Lord Shiva – the Hindu pantheon is the God of destruction and regeneration. While this is a fact that has been reiterated, the subject to delve into is his many forms. He has many forms including Shiva as a meditating ascetic, Nataraj (Lord of the Dance), Bhairav (Shiva in his wrathful state) and the Ardhanari (half man, half woman). In his various forms he is known to be with his respective consorts Parvati/Uma/Durga/Kali.
Shiva (which means the auspicious one in Sanskrit) forms one of the holy trinity (Trimurti). He has the primary responsibility of maintaining the circle of life. His dramatic physical appearance pretty is an attribute of his strengths and an extension of the same. Despite his dishevelled countenance there are many lessons to learn from Lord Shiva.
When we scrutinize the powers of Lord Shiva the contradictory nature of them is quite evident. This further strengthens the concept of completion of the life cycle. For instance the eminent third eye is the source of destruction, located right at the center of the forehead. While it produces energy that is capable of destroying all evils or anything in its path, he only destroys in order to create. It is death that makes way for a new life and an opportunity.

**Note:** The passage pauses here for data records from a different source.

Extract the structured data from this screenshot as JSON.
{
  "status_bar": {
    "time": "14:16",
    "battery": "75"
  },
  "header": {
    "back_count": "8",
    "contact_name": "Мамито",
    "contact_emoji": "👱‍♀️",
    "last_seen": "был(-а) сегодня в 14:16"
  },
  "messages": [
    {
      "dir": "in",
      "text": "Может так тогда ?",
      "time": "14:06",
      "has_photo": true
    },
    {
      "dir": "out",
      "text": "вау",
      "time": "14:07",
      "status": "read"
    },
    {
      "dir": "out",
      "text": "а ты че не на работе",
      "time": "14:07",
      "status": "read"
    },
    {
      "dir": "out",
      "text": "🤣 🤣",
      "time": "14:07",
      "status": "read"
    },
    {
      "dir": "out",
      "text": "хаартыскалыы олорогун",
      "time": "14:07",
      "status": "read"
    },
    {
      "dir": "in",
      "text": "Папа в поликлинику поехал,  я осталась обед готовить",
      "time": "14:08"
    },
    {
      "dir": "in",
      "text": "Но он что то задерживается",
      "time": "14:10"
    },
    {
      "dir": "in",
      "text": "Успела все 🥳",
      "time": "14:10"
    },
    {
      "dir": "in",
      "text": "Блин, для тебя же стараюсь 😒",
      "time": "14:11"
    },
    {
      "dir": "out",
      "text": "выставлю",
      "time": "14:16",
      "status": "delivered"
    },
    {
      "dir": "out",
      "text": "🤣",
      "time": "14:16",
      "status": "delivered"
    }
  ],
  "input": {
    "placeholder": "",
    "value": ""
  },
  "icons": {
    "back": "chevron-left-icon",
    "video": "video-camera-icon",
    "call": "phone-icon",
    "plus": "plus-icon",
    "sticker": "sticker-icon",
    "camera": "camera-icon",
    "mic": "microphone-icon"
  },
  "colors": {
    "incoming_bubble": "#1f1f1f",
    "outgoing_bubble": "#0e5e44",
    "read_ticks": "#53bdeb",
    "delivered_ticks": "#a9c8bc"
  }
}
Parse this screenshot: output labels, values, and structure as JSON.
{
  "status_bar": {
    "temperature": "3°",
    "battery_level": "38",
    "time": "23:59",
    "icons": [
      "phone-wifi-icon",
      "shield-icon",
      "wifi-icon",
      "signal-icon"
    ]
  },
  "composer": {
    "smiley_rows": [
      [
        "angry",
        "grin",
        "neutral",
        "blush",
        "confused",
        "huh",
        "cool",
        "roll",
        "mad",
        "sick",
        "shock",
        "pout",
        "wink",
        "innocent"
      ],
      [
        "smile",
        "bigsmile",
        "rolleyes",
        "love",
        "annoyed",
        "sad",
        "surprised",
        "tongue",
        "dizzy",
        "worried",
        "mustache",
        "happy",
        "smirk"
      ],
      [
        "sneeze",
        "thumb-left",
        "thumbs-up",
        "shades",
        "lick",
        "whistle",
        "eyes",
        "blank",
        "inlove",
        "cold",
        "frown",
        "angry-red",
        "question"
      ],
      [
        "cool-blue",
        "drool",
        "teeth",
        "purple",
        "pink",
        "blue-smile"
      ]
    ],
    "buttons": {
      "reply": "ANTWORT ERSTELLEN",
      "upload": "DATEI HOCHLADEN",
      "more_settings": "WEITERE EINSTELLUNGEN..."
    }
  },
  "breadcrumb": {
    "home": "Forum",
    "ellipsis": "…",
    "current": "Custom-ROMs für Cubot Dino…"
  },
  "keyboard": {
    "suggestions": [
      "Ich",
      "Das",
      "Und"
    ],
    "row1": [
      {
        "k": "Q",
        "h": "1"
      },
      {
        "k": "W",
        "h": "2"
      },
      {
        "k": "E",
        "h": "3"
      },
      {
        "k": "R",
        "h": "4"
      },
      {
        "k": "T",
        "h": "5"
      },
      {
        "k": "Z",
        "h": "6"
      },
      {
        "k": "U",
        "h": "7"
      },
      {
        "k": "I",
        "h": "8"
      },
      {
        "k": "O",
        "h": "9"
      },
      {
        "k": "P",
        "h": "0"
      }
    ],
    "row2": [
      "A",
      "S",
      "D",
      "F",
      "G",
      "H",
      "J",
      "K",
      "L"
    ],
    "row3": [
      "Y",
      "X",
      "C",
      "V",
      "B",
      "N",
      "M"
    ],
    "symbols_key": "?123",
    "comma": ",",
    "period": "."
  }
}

Shiva perhaps is the most complicated of all Hindu Gods. He is known for his passive disposition. Most of the temples represent him as a phallic symbol of “the Linga” (the male reproductive part) and “the Yoni” (the female reproductive part), one which is representative of both female and male reproductive organs necessary for life. It is in this representation that we know that Shiva symbolizes the energy necessary for life on both the microcosmic and the macrocosmic levels. Shiva bears on his head the crescent of the Panchami (fifth day) moon. It reiterates that Shiva possesses the power of procreation along with the power of destruction.
The sacred Ganga (one of the holiest rivers in the Hindu culture) flows out of Shiva have matted hair. Legend has it that, the river was made to flow from his tresses so it could reach earth and purify the land. It is also representative of fertility, ensuring the continuation of life.
The serpent that coils around the Lord Shiva’s neck represents the aspect of death that Shiva has conquered. The coil three times in number, around the neck signifies the control of this deity over the past, present and the future resulting in maintaining order in the universe.
There is also a creative side to this powerful divine being. Lord Shiva in his form of Nataraja is also known as the Lord of the dance. The bronze statue of the Nataraja is perhaps the most culturally significant statues denoting art. As an idol Shiva is shown with four arms stretched out and dancing within a circle of flames, lifting his leg and standing on a dwarf. The dwarf supposedly is ignorance thus denoting a triumph over the same by the Lord Shiva.
In all, Lord Shiva, the destroyer, is not so much of a destroyer indeed. His various attributes make him the most complex of all Gods responsible for the most basic of all ingredients to make the universe- Life.